§ **Task goal**
Write out each line from the data below that includes the word "replies".
************
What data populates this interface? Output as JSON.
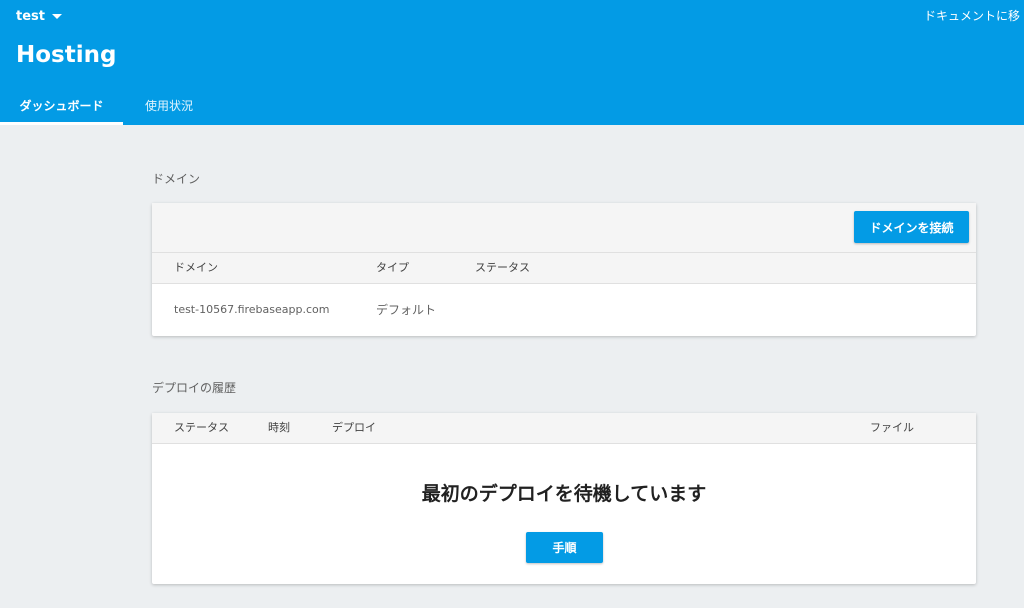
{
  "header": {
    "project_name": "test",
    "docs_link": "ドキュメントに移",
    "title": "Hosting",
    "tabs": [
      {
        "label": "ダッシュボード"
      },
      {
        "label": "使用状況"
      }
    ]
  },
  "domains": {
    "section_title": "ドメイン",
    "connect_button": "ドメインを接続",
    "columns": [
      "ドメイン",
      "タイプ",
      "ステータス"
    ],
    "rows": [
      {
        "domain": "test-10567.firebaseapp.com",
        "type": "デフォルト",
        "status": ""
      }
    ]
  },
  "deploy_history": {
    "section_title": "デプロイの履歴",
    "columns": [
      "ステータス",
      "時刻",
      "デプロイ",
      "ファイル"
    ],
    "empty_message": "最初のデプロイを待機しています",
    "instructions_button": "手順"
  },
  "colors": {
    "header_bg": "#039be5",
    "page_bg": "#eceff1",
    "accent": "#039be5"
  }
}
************
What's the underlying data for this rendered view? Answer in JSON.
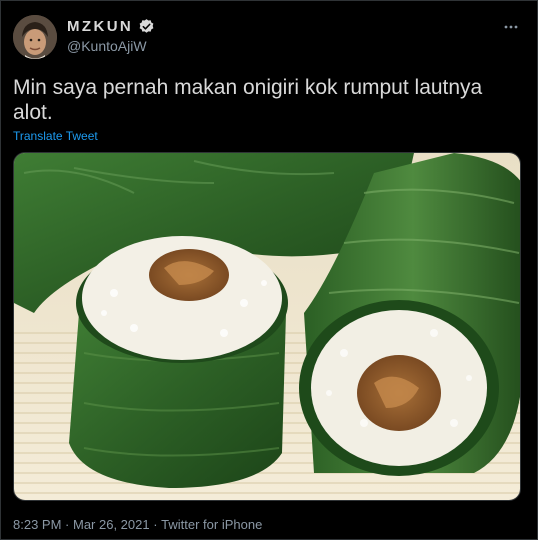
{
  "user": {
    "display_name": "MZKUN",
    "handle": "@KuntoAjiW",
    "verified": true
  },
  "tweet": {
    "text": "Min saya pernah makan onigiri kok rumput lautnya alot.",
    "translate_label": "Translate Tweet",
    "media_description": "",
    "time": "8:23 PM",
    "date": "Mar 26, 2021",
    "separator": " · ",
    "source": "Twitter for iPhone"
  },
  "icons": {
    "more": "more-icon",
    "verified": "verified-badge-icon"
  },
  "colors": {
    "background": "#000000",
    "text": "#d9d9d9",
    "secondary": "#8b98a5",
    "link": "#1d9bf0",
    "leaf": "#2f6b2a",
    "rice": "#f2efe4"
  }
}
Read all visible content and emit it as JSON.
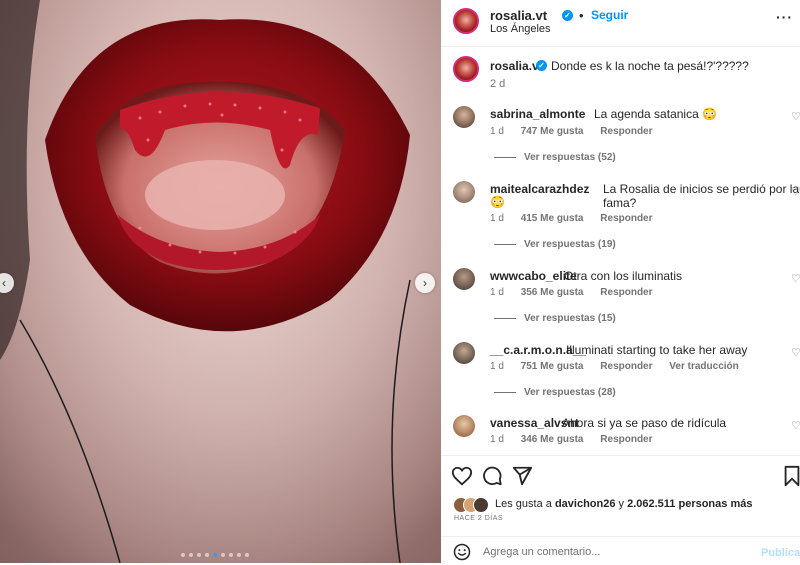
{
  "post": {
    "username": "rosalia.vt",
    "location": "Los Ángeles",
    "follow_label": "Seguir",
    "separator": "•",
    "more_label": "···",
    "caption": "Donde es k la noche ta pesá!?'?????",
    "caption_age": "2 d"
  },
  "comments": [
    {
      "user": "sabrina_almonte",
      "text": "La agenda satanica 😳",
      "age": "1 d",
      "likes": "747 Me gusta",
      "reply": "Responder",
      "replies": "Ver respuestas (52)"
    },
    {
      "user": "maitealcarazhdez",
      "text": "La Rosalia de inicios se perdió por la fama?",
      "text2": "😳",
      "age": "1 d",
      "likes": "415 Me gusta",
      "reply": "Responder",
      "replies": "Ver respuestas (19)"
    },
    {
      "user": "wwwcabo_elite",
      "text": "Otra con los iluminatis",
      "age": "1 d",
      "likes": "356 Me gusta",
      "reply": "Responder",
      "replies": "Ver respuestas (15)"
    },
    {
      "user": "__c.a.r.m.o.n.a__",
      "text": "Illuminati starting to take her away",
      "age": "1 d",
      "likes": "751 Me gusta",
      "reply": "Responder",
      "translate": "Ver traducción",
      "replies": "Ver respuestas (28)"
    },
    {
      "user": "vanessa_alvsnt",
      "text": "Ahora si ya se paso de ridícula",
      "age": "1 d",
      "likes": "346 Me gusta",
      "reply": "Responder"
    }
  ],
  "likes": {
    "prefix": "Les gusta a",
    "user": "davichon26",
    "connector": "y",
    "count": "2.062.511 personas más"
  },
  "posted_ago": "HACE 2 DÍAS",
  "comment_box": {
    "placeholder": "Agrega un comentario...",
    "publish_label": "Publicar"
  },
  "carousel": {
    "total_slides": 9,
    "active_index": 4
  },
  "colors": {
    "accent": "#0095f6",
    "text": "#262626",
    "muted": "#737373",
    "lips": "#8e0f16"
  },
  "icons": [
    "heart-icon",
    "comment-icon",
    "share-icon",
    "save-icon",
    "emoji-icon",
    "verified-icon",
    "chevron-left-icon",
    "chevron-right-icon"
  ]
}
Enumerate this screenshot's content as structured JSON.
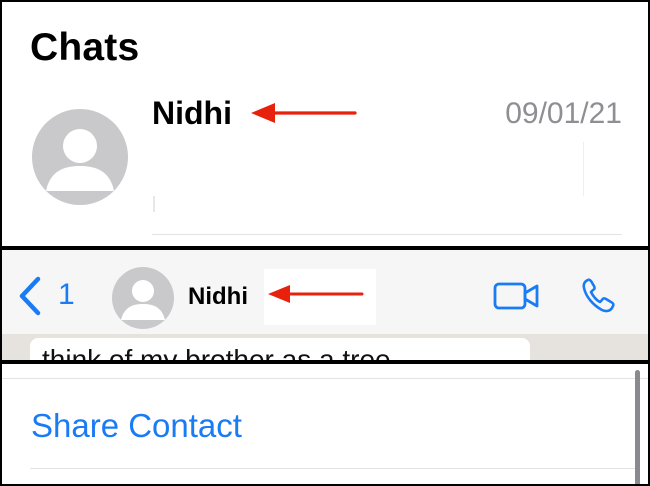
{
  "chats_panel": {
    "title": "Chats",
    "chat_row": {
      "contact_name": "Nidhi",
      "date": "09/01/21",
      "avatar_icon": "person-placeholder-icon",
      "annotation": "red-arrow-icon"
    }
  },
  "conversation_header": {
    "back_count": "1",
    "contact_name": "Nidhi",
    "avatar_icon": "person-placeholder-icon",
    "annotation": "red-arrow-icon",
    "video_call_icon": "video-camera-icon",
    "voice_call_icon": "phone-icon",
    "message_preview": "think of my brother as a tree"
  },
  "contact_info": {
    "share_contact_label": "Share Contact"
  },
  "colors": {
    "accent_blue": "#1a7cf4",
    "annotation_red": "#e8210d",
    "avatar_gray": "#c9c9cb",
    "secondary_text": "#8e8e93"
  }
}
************
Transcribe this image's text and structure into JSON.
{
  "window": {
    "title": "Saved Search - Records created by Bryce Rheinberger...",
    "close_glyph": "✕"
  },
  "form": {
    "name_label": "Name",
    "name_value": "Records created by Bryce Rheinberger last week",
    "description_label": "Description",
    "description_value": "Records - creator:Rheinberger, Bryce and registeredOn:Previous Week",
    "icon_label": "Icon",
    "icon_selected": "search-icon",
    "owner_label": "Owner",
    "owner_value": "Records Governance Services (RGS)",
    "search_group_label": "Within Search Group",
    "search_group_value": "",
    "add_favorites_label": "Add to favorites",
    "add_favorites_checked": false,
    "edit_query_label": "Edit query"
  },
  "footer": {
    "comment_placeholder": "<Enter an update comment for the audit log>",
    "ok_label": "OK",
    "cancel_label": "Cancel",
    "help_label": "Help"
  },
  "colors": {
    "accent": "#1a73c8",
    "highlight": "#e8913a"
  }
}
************
§ **Answer to the problem**
      "replies": "Ver respuestas (52)"
      "replies": "Ver respuestas (19)"
      "replies": "Ver respuestas (15)"
      "replies": "Ver respuestas (28)"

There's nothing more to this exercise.